The end battle features a lot of twists and turns but gives a surprise but somewhat expected ending to the movie and the Iron Man series as well. Oh yeah, I encourage you to sit through the credits for a surprise end.
Usually I’m not a huge fan of movie sequels. I consider Hollywood sequels to be the actors, directors and producers masturbating for two hours. However I did find Iron Man 3 to be enjoyable. This was movie that was to be, or appears to be, the end of the Iron Man series. It had quite a lot to work with and it did a very good job of it, even though I feel it could have been better. Yes it was a story with a lot of clichés and yes there were a lot of areas that felt very formulaic. Even the addition of a cute kid felt like Hollywood up to its usual tricks.
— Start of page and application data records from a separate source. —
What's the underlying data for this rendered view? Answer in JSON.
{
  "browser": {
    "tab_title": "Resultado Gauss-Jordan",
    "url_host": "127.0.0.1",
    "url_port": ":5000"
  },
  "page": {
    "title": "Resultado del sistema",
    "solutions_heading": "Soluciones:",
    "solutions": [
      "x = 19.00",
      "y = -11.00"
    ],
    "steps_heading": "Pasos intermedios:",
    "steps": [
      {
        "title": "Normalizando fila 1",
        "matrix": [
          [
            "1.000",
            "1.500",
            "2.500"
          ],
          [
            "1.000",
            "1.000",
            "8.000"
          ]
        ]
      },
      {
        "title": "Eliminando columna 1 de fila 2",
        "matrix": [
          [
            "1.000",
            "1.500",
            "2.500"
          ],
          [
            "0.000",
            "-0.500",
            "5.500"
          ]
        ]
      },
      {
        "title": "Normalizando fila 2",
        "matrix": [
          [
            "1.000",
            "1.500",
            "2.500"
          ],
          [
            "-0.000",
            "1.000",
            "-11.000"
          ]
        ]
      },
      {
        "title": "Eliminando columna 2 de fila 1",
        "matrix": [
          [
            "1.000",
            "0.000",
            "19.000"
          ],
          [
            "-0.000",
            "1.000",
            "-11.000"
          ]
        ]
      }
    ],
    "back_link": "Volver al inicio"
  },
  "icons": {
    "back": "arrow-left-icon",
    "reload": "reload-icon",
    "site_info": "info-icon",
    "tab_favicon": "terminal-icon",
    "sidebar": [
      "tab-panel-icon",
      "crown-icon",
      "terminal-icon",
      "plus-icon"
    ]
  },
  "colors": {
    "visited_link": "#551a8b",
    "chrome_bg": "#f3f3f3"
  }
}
What it lacks in terms of inventiveness and unpredictability, it does make up in terms of its visual effects. The fights still thrill and the effects still dazzle. It’s what one should come to expect from a superhero movie. Surely director/co-writer Shane Black knew what he had to deliver when he agreed to do Iron Man 3. He’s written for popcorn movies before. Even though he delivers an ending to a series that could have been better, he does mostly end the Iron Man series on a positive note. One thing is that even though this may mean the end of the Iron Man series, it doesn’t mean that Tony Stark won’t be back for the next Avengers movie. There was even a hint or two of The Avengers in the script.
Once again, Robert Downey Jr. brings out the character of Tony Stark, but it felt like something was missing. I don’t know what it was but I felt there was a certain quality of Tony that was present in the first Iron Man and made him a scene-stealer in The Avengers that was missing here. Pepper Potts was given more of a role as being the one getting Tony to smarten up although Gwyneth is not as much of a scene stealer as she could be. Guy Pearce could have done more with his role of Killian but keeps him as a stockish villain. Rebecca Hall was good as Maya Hansen even though her role was nothing out of the ordinary. Don Cheadle was good at being a comedic sidekick Iron Patriot but he too lacked the scene-stealing quality. Ty Simpkins was given a typical child actor role where he’s made to look cutesy. And Ben Kingsley’s turn as the Mandarin succeeded in being both intense and comical when it was required to be.
As is to be expected with any big release of the summer movie season, Iron Man 3 succeeds in challenging for top box office results. It achieved $174.1 million in its opening weekend making it second only to last year’s The Avengers for the biggest opening weekend ever. Even now it continues to remain strong at the box office even though it was replaced at the #1 spot in its third weekend by Star Trek Into Darkness. I don’t think it will supersede The Avengers‘ total gross since The Avengers was still #1 after three weekends. I am confident that Iron Man 3 will finish its box office run in the Top 10 of all time. It’s only $86 million away right now.
Iron Man 3 is a series-ending movie in which first seems surprising but turns out to be typically expected on second-thought. It’s better than the second but not as entertaining as the first. Nevertheless it ends on a good note, if slightly flawed.